On April 11, Tony Ageh became New York Public Library’s (NYPL) chief digital officer, responsible for developing strategy for the ongoing digital transformation of the institution, which includes making its collections and services as accessible as possible both locally and globally. Ageh most recently held a variety of leadership positions at the British Broadcasting Corporation (BBC) in London, beginning in 2002. There he created and implemented the BBC iPlayer, an Internet television and radio streaming service, which has delivered over 10 billion programs to British users, and acted as controller of the BBC’s Archive Strategy, partnering with such organizations as the British Library and the Open Data Institute on the Digital Public Space, an open access approach to learning and cultural resources.
While serving as a library trustee is no longer the exclusive domain of retirees, or even those in late or midcareer, only the board of the Cornelius Public Library, OR, can boast a chair who is still thinking about her SAT scores.
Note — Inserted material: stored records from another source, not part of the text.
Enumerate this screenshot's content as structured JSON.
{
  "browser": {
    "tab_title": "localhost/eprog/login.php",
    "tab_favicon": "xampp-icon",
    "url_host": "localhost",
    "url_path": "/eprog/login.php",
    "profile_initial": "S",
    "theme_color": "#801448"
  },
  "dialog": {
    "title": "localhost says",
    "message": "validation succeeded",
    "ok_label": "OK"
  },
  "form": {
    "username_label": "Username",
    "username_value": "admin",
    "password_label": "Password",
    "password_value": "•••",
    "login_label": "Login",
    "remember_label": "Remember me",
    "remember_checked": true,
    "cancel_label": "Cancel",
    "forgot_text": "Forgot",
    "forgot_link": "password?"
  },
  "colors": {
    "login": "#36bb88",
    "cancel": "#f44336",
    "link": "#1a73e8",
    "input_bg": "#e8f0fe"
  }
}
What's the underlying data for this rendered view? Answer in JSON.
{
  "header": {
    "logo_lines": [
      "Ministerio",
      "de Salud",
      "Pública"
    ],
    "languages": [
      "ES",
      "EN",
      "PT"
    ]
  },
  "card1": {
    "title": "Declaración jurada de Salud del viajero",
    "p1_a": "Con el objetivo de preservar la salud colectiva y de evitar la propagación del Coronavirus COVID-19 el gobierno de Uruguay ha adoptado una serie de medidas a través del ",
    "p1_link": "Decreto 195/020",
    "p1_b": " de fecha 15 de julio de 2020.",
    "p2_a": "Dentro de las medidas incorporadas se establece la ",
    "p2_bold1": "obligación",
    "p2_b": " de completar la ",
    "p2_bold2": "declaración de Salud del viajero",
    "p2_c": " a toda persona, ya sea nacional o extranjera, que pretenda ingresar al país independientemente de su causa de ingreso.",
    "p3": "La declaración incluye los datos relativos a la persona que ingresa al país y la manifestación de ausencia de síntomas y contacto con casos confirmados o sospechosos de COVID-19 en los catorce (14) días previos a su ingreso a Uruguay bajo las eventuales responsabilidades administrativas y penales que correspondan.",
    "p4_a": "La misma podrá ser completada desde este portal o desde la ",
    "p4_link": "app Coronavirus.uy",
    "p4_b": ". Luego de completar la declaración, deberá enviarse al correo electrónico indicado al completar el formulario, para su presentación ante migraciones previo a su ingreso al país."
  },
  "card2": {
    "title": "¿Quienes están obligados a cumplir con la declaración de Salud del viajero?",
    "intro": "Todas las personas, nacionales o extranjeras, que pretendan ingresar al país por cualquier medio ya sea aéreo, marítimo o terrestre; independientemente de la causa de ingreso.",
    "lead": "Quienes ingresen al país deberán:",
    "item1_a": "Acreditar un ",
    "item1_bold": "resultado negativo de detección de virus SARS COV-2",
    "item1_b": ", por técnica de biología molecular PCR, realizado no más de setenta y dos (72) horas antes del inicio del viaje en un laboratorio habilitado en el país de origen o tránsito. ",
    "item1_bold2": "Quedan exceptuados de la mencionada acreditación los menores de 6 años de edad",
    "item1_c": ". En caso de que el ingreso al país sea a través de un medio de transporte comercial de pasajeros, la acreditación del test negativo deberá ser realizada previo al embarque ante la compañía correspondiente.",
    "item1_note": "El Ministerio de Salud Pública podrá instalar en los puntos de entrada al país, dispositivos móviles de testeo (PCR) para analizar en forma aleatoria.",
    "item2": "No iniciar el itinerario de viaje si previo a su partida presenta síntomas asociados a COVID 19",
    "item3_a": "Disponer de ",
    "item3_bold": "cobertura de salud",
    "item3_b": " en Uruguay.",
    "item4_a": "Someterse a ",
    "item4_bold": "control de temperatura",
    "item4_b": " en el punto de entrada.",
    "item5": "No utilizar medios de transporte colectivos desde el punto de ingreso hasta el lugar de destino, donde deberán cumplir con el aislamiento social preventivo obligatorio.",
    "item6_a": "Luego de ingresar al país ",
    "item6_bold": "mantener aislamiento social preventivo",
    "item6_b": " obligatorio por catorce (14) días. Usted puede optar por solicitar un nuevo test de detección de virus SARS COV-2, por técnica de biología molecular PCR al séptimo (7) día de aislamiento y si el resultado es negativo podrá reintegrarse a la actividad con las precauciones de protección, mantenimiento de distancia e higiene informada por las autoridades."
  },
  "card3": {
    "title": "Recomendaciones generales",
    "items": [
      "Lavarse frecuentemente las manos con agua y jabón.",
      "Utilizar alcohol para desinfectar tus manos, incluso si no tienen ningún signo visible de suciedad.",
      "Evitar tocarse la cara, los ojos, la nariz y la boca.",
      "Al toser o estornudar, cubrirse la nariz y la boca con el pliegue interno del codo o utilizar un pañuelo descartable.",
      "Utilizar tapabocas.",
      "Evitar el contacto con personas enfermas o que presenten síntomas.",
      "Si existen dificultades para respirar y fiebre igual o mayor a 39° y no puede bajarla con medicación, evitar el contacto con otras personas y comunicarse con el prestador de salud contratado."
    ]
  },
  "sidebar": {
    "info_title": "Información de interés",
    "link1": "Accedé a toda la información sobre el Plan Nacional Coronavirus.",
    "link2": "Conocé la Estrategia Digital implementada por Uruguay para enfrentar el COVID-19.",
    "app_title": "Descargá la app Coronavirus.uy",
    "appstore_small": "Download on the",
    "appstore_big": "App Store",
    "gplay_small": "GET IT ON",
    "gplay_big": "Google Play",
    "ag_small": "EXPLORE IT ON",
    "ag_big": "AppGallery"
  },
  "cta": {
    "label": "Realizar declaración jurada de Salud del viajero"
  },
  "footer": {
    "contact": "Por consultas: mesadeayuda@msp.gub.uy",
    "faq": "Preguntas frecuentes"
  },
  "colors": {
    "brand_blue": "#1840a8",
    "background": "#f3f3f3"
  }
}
Sixteen-year-old Mariana Ramirez Godinez (pictured), a junior and honor student at Glencoe High School, where she plays violin and sings in Una Voz, the Hillsboro School District’s 35-member mariachi band, was unanimously elected chair of the 11-member Cornelius Library Advisory Board in December; she has been a board member since spring 2015, a volunteer for the past three years, and a fan of the library since she moved to Cornelius from Mexico ten years ago.
It’s easy to find advice on how to mentor a Millennial, but what if you are a Millennial, and you are the mentor? It’s bound to start happening. As of 2015, Millennials make up the largest proportion of the workforce. The oldest members of that generation are turning 34 and moving into management positions. Those of us who have moved into management have had help, and we should send the ladder back down.
Later this year Andrew Jackson, executive director of the Langston Hughes Community Library and Cultural Center in Corona, Queens, will be leaving the position he has held since 1980 to write and teach. A Queens native, Jackson grew up in East Elmhurst, receiving a degree in Business Administration from York College at the City University of New York and his MLS from Queens College. Stepping into the role will be Mikisha Morris, who has spent the majority of her career in nonprofit and public education administration in Philadelphia. Morris recently earned her doctorate in Educational Leadership, focusing on the use of cultural arts programs to serve urban communities.